7 Upbeat Poems to Celebrate Poem in Your Pocket Day (with printable PDFs)
Check out these seven upbeat and whimsical poems from ASP authors; print one out for Poem in Your Pocket Day!
What is Poem in Your Pocket Day?
Poem in Your Pocket Day was created by the Office of the Mayor of New York City in 2002 in partnership with the New York Department of Cultural Affairs and Education. Its goal is to reintroduce poetry, a traditionally performative art, into social situations and normal everyday life. As such, PIYPD marks the end of National Poetry Month, bringing the lessons of the month out into the rest of the year.
Poets.org teaches us how to participate (in the age of Covid-19):
"It's easy to participate in Poem in Your Pocket Day from a safe distance. Here are some ideas of how you might get involved:
- Select a poem and share it on social media using the hashtag #PocketPoem.
- Print a poem and draw an image from the poem in the white space, or make an origami swan.
- Record a video of yourself reading a poem, then share it on Instagram, Twitter, Facebook, Pinterest, or another social media platform you use.
- Email a poem to your friends, family, neighbors, or local government leaders.
- Schedule a video chat and read a poem to your loved ones.
- Add a poem to your email footer.
- Read a poem out loud from your porch, window, backyard or outdoor space."
Here are SEVEN awesome poems from Alan Squire Publishing poets you can print and share on PIYPD!
Rose Solari’s latest review column for Washington Independent Review of Books tackles two stellar new collections by established small-press poets, Terry Ellen Cross Davis and Dan Beachy-Quick.
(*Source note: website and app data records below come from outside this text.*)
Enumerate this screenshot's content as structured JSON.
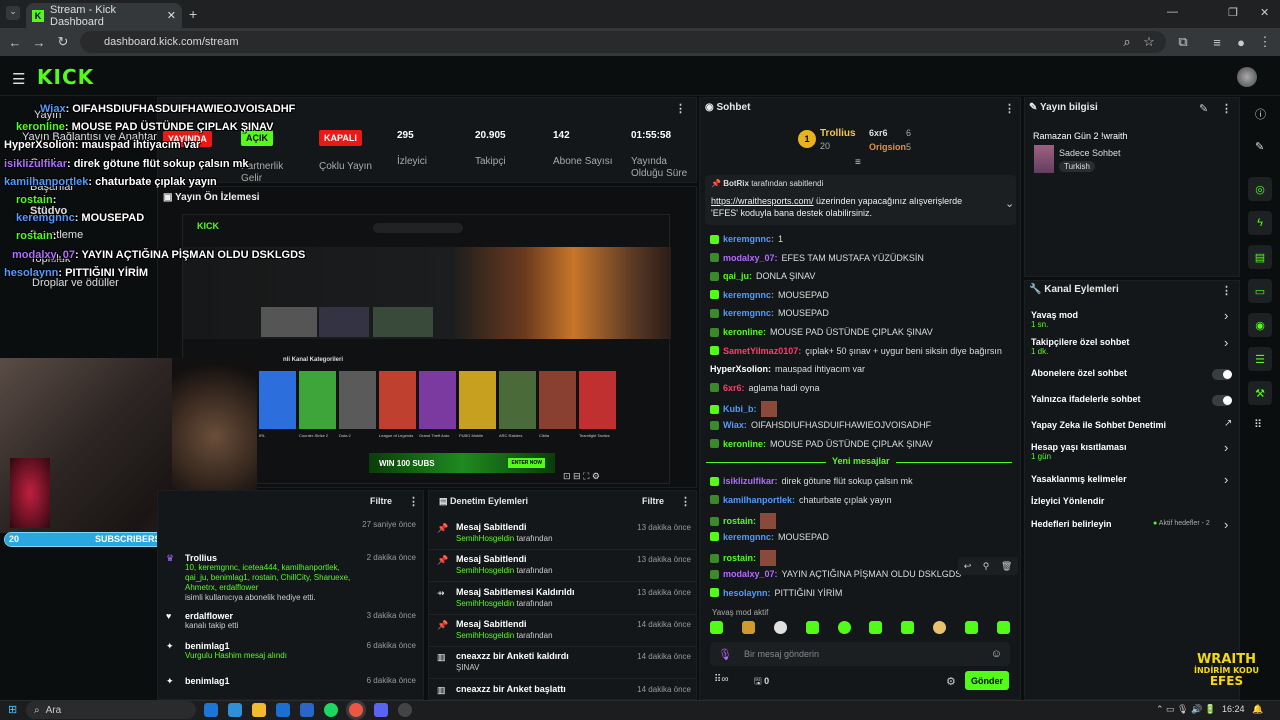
{
  "browser": {
    "tab_title": "Stream - Kick Dashboard",
    "url": "dashboard.kick.com/stream"
  },
  "header": {
    "logo": "KICK"
  },
  "sidebar": {
    "items": [
      "Yayın",
      "Yayın Bağlantısı ve Anahtarı",
      "Geliri",
      "Başarılar",
      "Stüdyo",
      "Denetleme",
      "Topluluk",
      "Droplar ve ödüller"
    ]
  },
  "stats": {
    "status_label": "YAYINDA",
    "items": [
      {
        "value": "AÇIK",
        "label": "Partnerlik Gelir Programı"
      },
      {
        "value": "KAPALI",
        "label": "Çoklu Yayın"
      },
      {
        "value": "295",
        "label": "İzleyici"
      },
      {
        "value": "20.905",
        "label": "Takipçi"
      },
      {
        "value": "142",
        "label": "Abone Sayısı"
      },
      {
        "value": "01:55:58",
        "label": "Yayında Olduğu Süre"
      }
    ]
  },
  "preview": {
    "title": "Yayın Ön İzlemesi",
    "banner": "WIN 100 SUBS",
    "banner_cta": "ENTER NOW",
    "categories_title": "nli Kanal Kategorileri",
    "categories": [
      "IRL",
      "Counter-Strike 2",
      "Dota 2",
      "League of Legends",
      "Grand Theft Auto",
      "PUBG Mobile",
      "ARC Raiders",
      "Ciblia",
      "Teamfight Tactics"
    ],
    "subs_bar": {
      "left": "20",
      "label": "SUBSCRIBERS",
      "right": "7",
      "progress": 0.74
    }
  },
  "overlay_chat": [
    {
      "user": "Wiax",
      "text": ": OIFAHSDIUFHASDUIFHAWIEOJVOISADHF"
    },
    {
      "user": "keronline",
      "text": ": MOUSE PAD ÜSTÜNDE ÇIPLAK ŞINAV"
    },
    {
      "user": "HyperXsolion",
      "text": ": mauspad ihtiyacım var"
    },
    {
      "user": "isiklizulfikar",
      "text": ": direk götune flüt sokup çalsın mk"
    },
    {
      "user": "kamilhanportlek",
      "text": ": chaturbate çıplak yayın"
    },
    {
      "user": "rostain",
      "text": ":"
    },
    {
      "user": "keremgnnc",
      "text": ": MOUSEPAD"
    },
    {
      "user": "rostain",
      "text": ":"
    },
    {
      "user": "modalxy_07",
      "text": ": YAYIN AÇTIĞINA PİŞMAN OLDU DSKLGDS"
    },
    {
      "user": "hesolaynn",
      "text": ": PITTIĞINI YİRİM"
    }
  ],
  "events": {
    "filter": "Filtre",
    "items": [
      {
        "title": "",
        "detail": "",
        "time": "27 saniye önce"
      },
      {
        "title": "Trollius",
        "detail": "10, keremgnnc, icetea444, kamilhanportlek, qai_ju, benimlag1, rostain, ChillCity, Sharuexe, Ahmetrx, erdalflower",
        "extra": "isimli kullanıcıya abonelik hediye etti.",
        "time": "2 dakika önce"
      },
      {
        "title": "erdalflower",
        "detail": "kanalı takip etti",
        "time": "3 dakika önce"
      },
      {
        "title": "benimlag1",
        "detail": "Vurgulu Hashim mesaj alındı",
        "time": "6 dakika önce"
      },
      {
        "title": "benimlag1",
        "detail": "",
        "time": "6 dakika önce"
      }
    ]
  },
  "moderation": {
    "title": "Denetim Eylemleri",
    "filter": "Filtre",
    "items": [
      {
        "title": "Mesaj Sabitlendi",
        "by": "SemihHosgeldin",
        "suffix": "tarafından",
        "time": "13 dakika önce"
      },
      {
        "title": "Mesaj Sabitlendi",
        "by": "SemihHosgeldin",
        "suffix": "tarafından",
        "time": "13 dakika önce"
      },
      {
        "title": "Mesaj Sabitlemesi Kaldırıldı",
        "by": "SemihHosgeldin",
        "suffix": "tarafından",
        "time": "13 dakika önce"
      },
      {
        "title": "Mesaj Sabitlendi",
        "by": "SemihHosgeldin",
        "suffix": "tarafından",
        "time": "14 dakika önce"
      },
      {
        "title": "cneaxzz bir Anketi kaldırdı",
        "by": "ŞINAV",
        "suffix": "",
        "time": "14 dakika önce"
      },
      {
        "title": "cneaxzz bir Anket başlattı",
        "by": "",
        "suffix": "",
        "time": "14 dakika önce"
      }
    ]
  },
  "chat": {
    "title": "Sohbet",
    "leaderboard": {
      "first": {
        "name": "Trollius",
        "count": "20",
        "rank": "1"
      },
      "second": {
        "name": "6xr6",
        "count": "6"
      },
      "third": {
        "name": "Origsion",
        "count": "5"
      }
    },
    "pinned": {
      "by": "BotRix",
      "by_suffix": "tarafından sabitlendi",
      "link": "https://wraithesports.com/",
      "text": " üzerinden yapacağınız alışverişlerde 'EFES' koduyla bana destek olabilirsiniz."
    },
    "messages": [
      {
        "user": "keremgnnc",
        "text": "1",
        "color": "#4f9bff"
      },
      {
        "user": "modalxy_07",
        "text": "EFES TAM MUSTAFA YÜZÜDKSİN",
        "color": "#b06bff"
      },
      {
        "user": "qai_ju",
        "text": "DONLA ŞINAV",
        "color": "#53fc18"
      },
      {
        "user": "keremgnnc",
        "text": "MOUSEPAD",
        "color": "#4f9bff"
      },
      {
        "user": "keremgnnc",
        "text": "MOUSEPAD",
        "color": "#4f9bff"
      },
      {
        "user": "keronline",
        "text": "MOUSE PAD ÜSTÜNDE ÇIPLAK ŞINAV",
        "color": "#53fc18"
      },
      {
        "user": "SametYilmaz0107",
        "text": "çıplak+ 50 şınav + uygur beni siksin diye bağırsın",
        "color": "#ff3b6b"
      },
      {
        "user": "HyperXsolion",
        "text": "mauspad ihtiyacım var",
        "color": "#ffffff"
      },
      {
        "user": "6xr6",
        "text": "aglama hadi oyna",
        "color": "#ff3b6b"
      },
      {
        "user": "Kubi_b",
        "text": "",
        "color": "#4f9bff"
      },
      {
        "user": "Wiax",
        "text": "OIFAHSDIUFHASDUIFHAWIEOJVOISADHF",
        "color": "#4f9bff"
      },
      {
        "user": "keronline",
        "text": "MOUSE PAD ÜSTÜNDE ÇIPLAK ŞINAV",
        "color": "#53fc18"
      }
    ],
    "new_messages_label": "Yeni mesajlar",
    "new_messages": [
      {
        "user": "isiklizulfikar",
        "text": "direk götune flüt sokup çalsın mk",
        "color": "#b06bff"
      },
      {
        "user": "kamilhanportlek",
        "text": "chaturbate çıplak yayın",
        "color": "#4f9bff"
      },
      {
        "user": "rostain",
        "text": "",
        "color": "#53fc18"
      },
      {
        "user": "keremgnnc",
        "text": "MOUSEPAD",
        "color": "#4f9bff"
      },
      {
        "user": "rostain",
        "text": "",
        "color": "#53fc18"
      },
      {
        "user": "modalxy_07",
        "text": "YAYIN AÇTIĞINA PİŞMAN OLDU DSKLGDS",
        "color": "#b06bff"
      },
      {
        "user": "hesolaynn",
        "text": "PITTIĞINI YİRİM",
        "color": "#4f9bff"
      }
    ],
    "slow_mode": "Yavaş mod aktif",
    "input_placeholder": "Bir mesaj gönderin",
    "send": "Gönder",
    "viewer_count": "0"
  },
  "stream_info": {
    "title": "Yayın bilgisi",
    "stream_title": "Ramazan Gün 2 !wraith",
    "category": "Sadece Sohbet",
    "tag": "Turkish"
  },
  "channel_actions": {
    "title": "Kanal Eylemleri",
    "items": [
      {
        "label": "Yavaş mod",
        "sub": "1 sn."
      },
      {
        "label": "Takipçilere özel sohbet",
        "sub": "1 dk."
      },
      {
        "label": "Abonelere özel sohbet",
        "sub": ""
      },
      {
        "label": "Yalnızca ifadelerle sohbet",
        "sub": ""
      },
      {
        "label": "Yapay Zeka ile Sohbet Denetimi",
        "sub": ""
      },
      {
        "label": "Hesap yaşı kısıtlaması",
        "sub": "1 gün"
      },
      {
        "label": "Yasaklanmış kelimeler",
        "sub": ""
      },
      {
        "label": "İzleyici Yönlendir",
        "sub": ""
      },
      {
        "label": "Hedefleri belirleyin",
        "sub": ""
      }
    ],
    "goals_status": "Aktif hedefler - 2"
  },
  "watermark": {
    "line1": "WRAITH",
    "line2": "İNDİRİM KODU",
    "line3": "EFES"
  },
  "taskbar": {
    "search": "Ara",
    "time": "16:24"
  }
}
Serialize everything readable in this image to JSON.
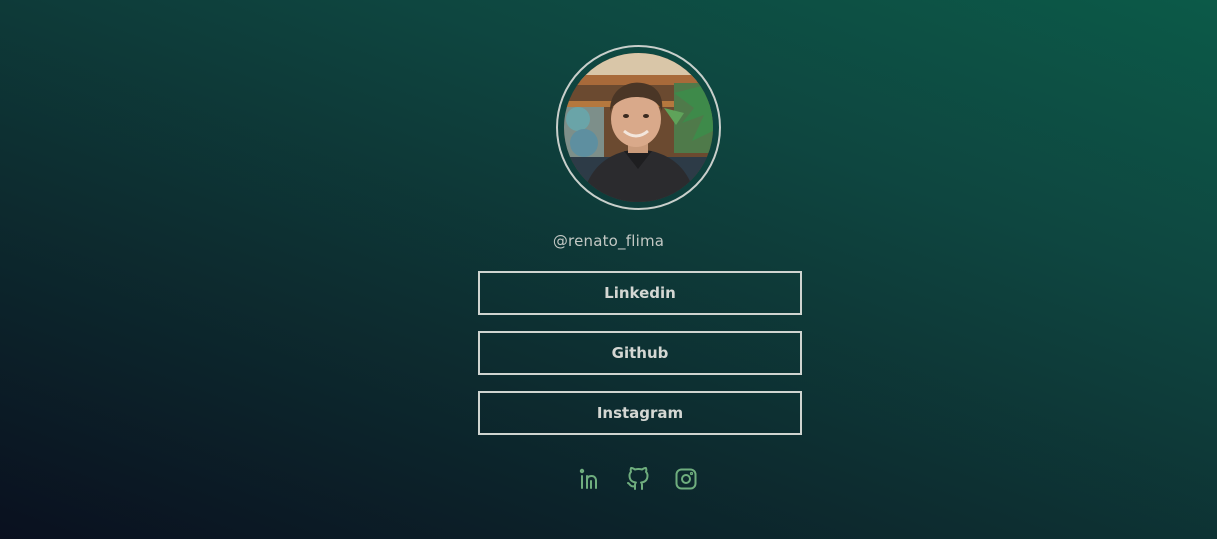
{
  "profile": {
    "username": "@renato_flima"
  },
  "links": [
    {
      "label": "Linkedin"
    },
    {
      "label": "Github"
    },
    {
      "label": "Instagram"
    }
  ],
  "socials": [
    {
      "icon": "linkedin-icon"
    },
    {
      "icon": "github-icon"
    },
    {
      "icon": "instagram-icon"
    }
  ],
  "colors": {
    "accent": "#6fae7e",
    "border": "#cfd4d0",
    "text": "#d4d7d3"
  }
}
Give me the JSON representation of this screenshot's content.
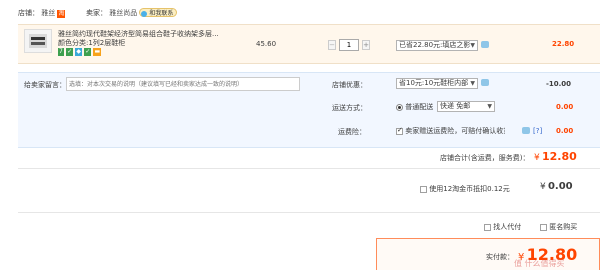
{
  "shop": {
    "label": "店铺：",
    "name": "雅丝",
    "seller_label": "卖家：",
    "seller_name": "雅丝尚品",
    "contact": "和我联系"
  },
  "item": {
    "title": "雅丝简约现代鞋架经济型简易组合鞋子收纳架多层...",
    "spec": "颜色分类:1列2层鞋柜",
    "price": "45.60",
    "quantity": "1",
    "discount": "已省22.80元:填店之影",
    "subtotal": "22.80"
  },
  "message": {
    "label": "给卖家留言：",
    "placeholder": "选填：对本次交易的说明（建议填写已经和卖家达成一致的说明）"
  },
  "store_promo": {
    "label": "店铺优惠：",
    "value": "省10元:10元鞋柜内部",
    "amount": "-10.00"
  },
  "shipping": {
    "label": "运送方式：",
    "option": "普通配送",
    "select": "快递 免邮",
    "amount": "0.00"
  },
  "insurance": {
    "label": "运费险：",
    "text": "卖家赠送运费险，可赔付确认收货...",
    "help": "[?]",
    "amount": "0.00"
  },
  "store_total": {
    "label": "店铺合计(含运费，服务费)：",
    "currency": "¥",
    "amount": "12.80"
  },
  "coins": {
    "text": "使用12淘金币抵扣0.12元",
    "currency": "¥",
    "amount": "0.00"
  },
  "options": {
    "proxy_pay": "找人代付",
    "anonymous": "匿名购买"
  },
  "payment": {
    "label": "实付款：",
    "currency": "¥",
    "amount": "12.80"
  },
  "watermark": "值 什么值得买",
  "colors": {
    "accent": "#ff4400",
    "header_bg": "#fff7ec",
    "total_border": "#ff8c5a"
  }
}
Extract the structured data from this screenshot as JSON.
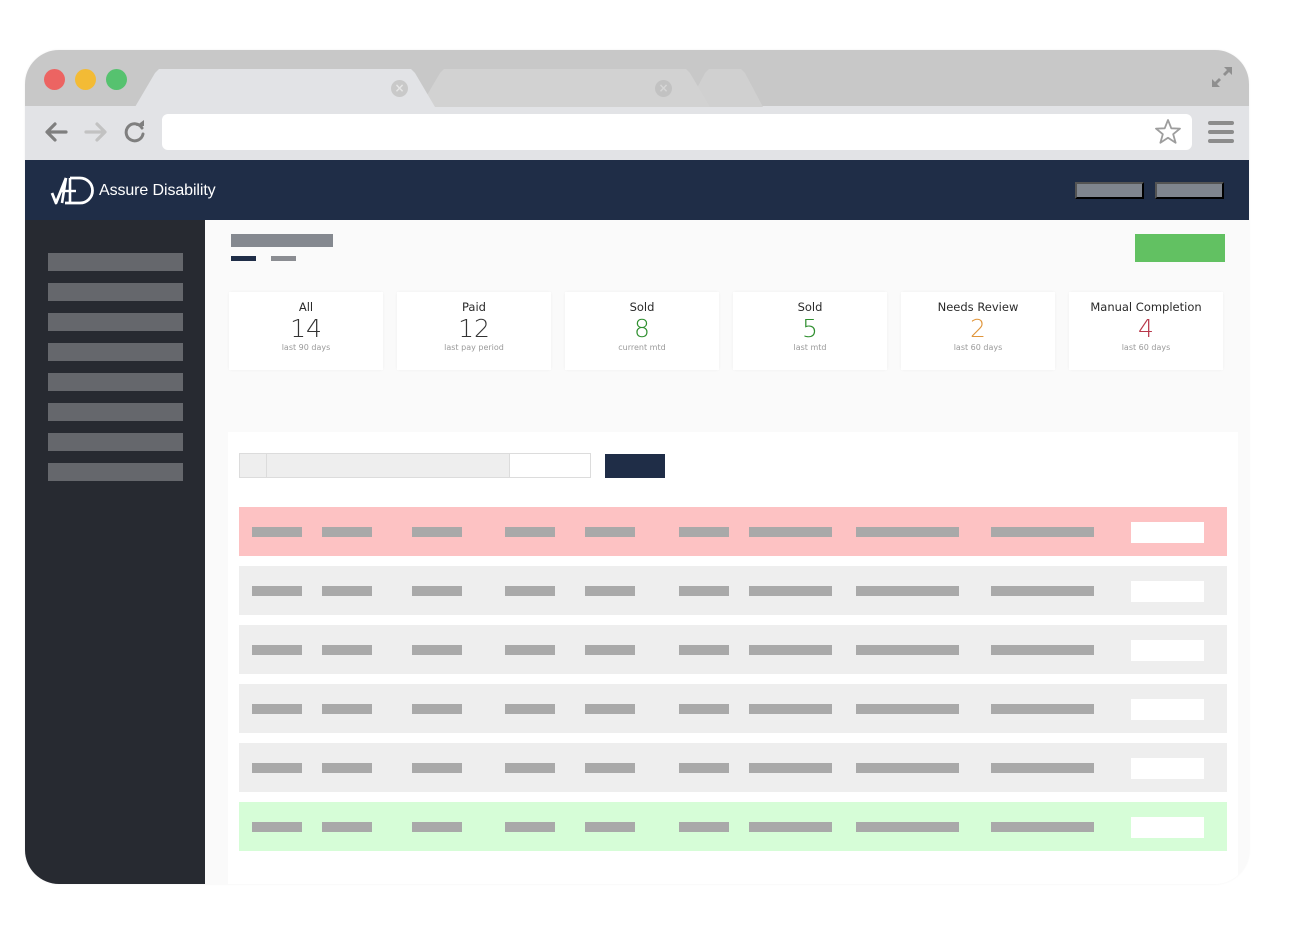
{
  "browser": {
    "tabs": [
      {
        "label": "",
        "active": true
      },
      {
        "label": "",
        "active": false
      },
      {
        "label": "",
        "active": false
      }
    ],
    "address_bar": {
      "value": "",
      "placeholder": ""
    },
    "icons": {
      "back": "arrow-left",
      "forward": "arrow-right",
      "reload": "reload",
      "bookmark": "star-outline",
      "menu": "hamburger",
      "fullscreen": "expand-arrows"
    }
  },
  "app": {
    "brand": "Assure Disability",
    "logo_glyph": "AD",
    "colors": {
      "header": "#1f2d47",
      "sidebar": "#272a31",
      "primary_action": "#62c162",
      "search_button": "#1f2d47",
      "flagged_row": "#fdc2c3",
      "success_row": "#d6fdd7",
      "default_row": "#eeeeee"
    }
  },
  "header": {
    "buttons": [
      {
        "label": ""
      },
      {
        "label": ""
      }
    ]
  },
  "sidebar": {
    "items": [
      {
        "label": ""
      },
      {
        "label": ""
      },
      {
        "label": ""
      },
      {
        "label": ""
      },
      {
        "label": ""
      },
      {
        "label": ""
      },
      {
        "label": ""
      },
      {
        "label": ""
      }
    ]
  },
  "stats": [
    {
      "label": "All",
      "value": "14",
      "sub": "last 90 days",
      "color": "#333333"
    },
    {
      "label": "Paid",
      "value": "12",
      "sub": "last pay period",
      "color": "#333333"
    },
    {
      "label": "Sold",
      "value": "8",
      "sub": "current mtd",
      "color": "#2f8f2f"
    },
    {
      "label": "Sold",
      "value": "5",
      "sub": "last mtd",
      "color": "#2f8f2f"
    },
    {
      "label": "Needs Review",
      "value": "2",
      "sub": "last 60 days",
      "color": "#e0953a"
    },
    {
      "label": "Manual Completion",
      "value": "4",
      "sub": "last 60 days",
      "color": "#b8374a"
    }
  ],
  "table": {
    "search": {
      "value": "",
      "placeholder": ""
    },
    "search_button_label": "",
    "rows": [
      {
        "status": "flagged"
      },
      {
        "status": "default"
      },
      {
        "status": "default"
      },
      {
        "status": "default"
      },
      {
        "status": "default"
      },
      {
        "status": "success"
      }
    ]
  }
}
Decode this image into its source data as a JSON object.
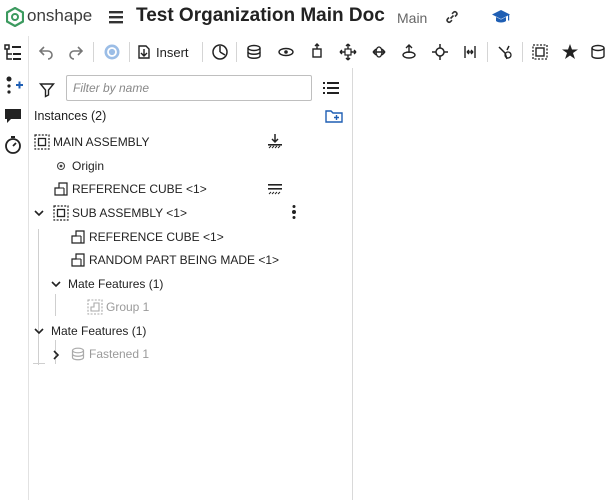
{
  "brand": {
    "logo_text": "onshape",
    "accent": "#3c9a5f"
  },
  "document": {
    "title": "Test Organization Main Doc",
    "branch": "Main"
  },
  "toolbar": {
    "insert_label": "Insert",
    "icons": [
      "undo-icon",
      "redo-icon",
      "refresh-icon",
      "insert-icon",
      "mate-connector-icon",
      "fastened-mate-icon",
      "revolute-mate-icon",
      "slider-mate-icon",
      "planar-mate-icon",
      "cylindrical-mate-icon",
      "pin-slot-mate-icon",
      "ball-mate-icon",
      "parallel-mate-icon",
      "tangent-mate-icon",
      "group-icon",
      "replicate-icon",
      "pattern-icon"
    ]
  },
  "panel": {
    "filter_placeholder": "Filter by name",
    "instances_label": "Instances (2)",
    "tree": {
      "main_assembly": "MAIN ASSEMBLY",
      "origin": "Origin",
      "reference_cube": "REFERENCE CUBE <1>",
      "sub_assembly": "SUB ASSEMBLY <1>",
      "sub_reference_cube": "REFERENCE CUBE <1>",
      "random_part": "RANDOM PART BEING MADE <1>",
      "sub_mate_features": "Mate Features (1)",
      "group": "Group 1",
      "mate_features": "Mate Features (1)",
      "fastened": "Fastened 1"
    }
  }
}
As with all her reviews, Rose uses a common theme to link the subject matter of the books she is reviewing. This month, she explores how the cover design is mirrored by the poetry and vice versa.
In Lannie Stabile’s new review of Elizabeth Hazen’s second collection Girls Like Us, she raves about the effect of Hazen’s “last lines.” Girls Like Us, she says, is “bulging with debilitating last lines.” Like this one in the opening poem “Devices,” that Stabile points to as like a “hook,” “We’ve been called so many things that we are not, we startle at the sound of our own names.”
A new poem by Maryland standout Elizabeth Hazen has been published in the 62nd volume of Failbetter literary journal. The poem, titled “Panic Attack,” is dark and violent.